▸ **Work instructions**: Please copy out each line of the entries in which "value" appears.

══════════════════════════════

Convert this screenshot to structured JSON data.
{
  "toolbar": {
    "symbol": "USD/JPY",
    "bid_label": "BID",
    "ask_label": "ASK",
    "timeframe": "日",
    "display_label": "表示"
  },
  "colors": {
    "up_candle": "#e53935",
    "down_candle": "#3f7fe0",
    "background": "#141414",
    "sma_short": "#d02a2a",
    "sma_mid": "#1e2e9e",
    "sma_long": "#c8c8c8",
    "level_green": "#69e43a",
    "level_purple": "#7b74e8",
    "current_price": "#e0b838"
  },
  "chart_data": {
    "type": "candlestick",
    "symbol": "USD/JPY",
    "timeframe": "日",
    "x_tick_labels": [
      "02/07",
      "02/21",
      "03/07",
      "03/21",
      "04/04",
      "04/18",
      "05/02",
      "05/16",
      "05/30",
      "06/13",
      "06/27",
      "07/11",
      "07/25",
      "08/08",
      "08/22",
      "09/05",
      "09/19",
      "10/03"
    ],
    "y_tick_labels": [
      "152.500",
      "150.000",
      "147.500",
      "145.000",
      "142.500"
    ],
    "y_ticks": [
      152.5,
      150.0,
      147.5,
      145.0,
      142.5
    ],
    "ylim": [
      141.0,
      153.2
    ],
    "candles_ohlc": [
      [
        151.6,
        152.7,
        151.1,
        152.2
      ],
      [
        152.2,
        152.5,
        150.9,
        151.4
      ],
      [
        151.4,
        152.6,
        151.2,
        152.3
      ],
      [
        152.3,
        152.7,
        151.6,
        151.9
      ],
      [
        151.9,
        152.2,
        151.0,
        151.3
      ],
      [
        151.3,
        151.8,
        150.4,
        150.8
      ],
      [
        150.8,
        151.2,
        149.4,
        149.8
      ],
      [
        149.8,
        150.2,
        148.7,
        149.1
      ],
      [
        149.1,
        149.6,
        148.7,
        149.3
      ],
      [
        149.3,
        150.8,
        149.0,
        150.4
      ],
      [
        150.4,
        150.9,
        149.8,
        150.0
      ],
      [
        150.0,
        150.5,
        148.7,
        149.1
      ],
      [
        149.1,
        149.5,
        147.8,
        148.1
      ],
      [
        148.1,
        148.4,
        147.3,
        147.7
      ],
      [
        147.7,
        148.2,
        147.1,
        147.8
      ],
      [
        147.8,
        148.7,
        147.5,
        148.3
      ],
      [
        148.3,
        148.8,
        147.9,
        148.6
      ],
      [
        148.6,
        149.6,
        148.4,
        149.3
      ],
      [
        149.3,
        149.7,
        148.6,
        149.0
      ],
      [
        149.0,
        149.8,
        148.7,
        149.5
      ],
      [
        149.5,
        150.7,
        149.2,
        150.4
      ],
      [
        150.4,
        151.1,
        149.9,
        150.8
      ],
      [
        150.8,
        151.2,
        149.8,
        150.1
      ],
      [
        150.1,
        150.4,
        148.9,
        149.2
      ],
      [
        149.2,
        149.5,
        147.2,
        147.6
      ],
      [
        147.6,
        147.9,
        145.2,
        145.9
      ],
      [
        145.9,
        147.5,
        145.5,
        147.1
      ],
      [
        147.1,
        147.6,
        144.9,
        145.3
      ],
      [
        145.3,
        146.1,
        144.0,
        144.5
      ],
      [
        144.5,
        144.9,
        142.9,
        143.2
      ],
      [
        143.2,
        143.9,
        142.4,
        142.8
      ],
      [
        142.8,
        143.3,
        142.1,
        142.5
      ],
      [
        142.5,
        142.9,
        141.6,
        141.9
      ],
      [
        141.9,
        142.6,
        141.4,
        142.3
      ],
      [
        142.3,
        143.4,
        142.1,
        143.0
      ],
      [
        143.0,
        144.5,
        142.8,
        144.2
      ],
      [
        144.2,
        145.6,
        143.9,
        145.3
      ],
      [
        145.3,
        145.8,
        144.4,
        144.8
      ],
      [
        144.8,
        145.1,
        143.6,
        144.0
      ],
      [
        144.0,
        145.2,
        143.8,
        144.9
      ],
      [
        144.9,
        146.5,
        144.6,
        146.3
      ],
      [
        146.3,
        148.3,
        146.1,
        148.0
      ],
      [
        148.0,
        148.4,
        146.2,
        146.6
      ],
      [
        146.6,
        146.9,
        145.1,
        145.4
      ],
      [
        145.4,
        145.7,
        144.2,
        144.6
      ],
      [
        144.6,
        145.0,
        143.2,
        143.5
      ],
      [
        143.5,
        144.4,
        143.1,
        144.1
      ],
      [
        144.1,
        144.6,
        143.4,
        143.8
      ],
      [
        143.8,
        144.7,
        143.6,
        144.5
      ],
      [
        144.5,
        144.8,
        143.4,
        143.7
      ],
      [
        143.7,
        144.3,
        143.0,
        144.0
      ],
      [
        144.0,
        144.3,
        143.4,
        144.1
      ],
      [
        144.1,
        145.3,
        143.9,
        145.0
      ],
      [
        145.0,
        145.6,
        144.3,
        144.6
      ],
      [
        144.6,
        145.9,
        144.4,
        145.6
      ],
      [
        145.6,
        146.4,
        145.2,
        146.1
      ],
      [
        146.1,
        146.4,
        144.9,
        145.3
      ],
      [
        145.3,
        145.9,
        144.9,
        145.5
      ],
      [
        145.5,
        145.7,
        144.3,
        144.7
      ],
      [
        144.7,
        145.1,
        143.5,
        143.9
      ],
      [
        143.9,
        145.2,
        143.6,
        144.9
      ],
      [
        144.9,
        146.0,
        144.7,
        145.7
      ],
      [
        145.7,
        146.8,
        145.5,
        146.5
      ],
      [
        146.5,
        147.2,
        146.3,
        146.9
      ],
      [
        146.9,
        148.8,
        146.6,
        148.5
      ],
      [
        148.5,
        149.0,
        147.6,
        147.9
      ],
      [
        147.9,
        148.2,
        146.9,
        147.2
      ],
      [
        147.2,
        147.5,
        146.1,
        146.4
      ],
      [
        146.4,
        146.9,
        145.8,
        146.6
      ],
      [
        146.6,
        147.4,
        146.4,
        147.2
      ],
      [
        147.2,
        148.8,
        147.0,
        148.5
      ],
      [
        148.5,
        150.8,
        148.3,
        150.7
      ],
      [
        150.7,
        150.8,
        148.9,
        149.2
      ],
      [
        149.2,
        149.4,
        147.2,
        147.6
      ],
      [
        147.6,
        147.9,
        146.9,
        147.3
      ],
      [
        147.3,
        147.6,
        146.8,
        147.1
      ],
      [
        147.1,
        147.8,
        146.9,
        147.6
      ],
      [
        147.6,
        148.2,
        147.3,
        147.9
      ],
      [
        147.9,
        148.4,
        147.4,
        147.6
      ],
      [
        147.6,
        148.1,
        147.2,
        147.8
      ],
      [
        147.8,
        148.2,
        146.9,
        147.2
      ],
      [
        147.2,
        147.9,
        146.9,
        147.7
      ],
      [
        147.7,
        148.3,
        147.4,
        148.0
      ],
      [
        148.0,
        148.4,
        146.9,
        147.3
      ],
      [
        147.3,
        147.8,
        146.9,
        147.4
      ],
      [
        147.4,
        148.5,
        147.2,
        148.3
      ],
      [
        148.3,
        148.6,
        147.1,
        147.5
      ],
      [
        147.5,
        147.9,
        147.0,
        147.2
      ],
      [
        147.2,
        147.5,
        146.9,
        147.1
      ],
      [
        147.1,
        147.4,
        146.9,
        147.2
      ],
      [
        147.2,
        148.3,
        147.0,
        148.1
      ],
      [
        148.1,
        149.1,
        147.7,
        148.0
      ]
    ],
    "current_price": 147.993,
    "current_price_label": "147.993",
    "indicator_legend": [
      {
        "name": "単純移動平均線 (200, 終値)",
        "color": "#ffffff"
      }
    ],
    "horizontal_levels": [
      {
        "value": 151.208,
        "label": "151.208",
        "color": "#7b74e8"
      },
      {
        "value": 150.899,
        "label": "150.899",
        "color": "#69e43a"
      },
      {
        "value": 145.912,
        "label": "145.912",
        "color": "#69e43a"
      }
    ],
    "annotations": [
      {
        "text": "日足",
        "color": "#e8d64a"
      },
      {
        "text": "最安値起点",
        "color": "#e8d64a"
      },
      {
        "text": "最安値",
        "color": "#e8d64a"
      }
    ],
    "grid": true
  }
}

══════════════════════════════

▸ **Written reply**:
        "value": 151.208,
        "value": 150.899,
        "value": 145.912,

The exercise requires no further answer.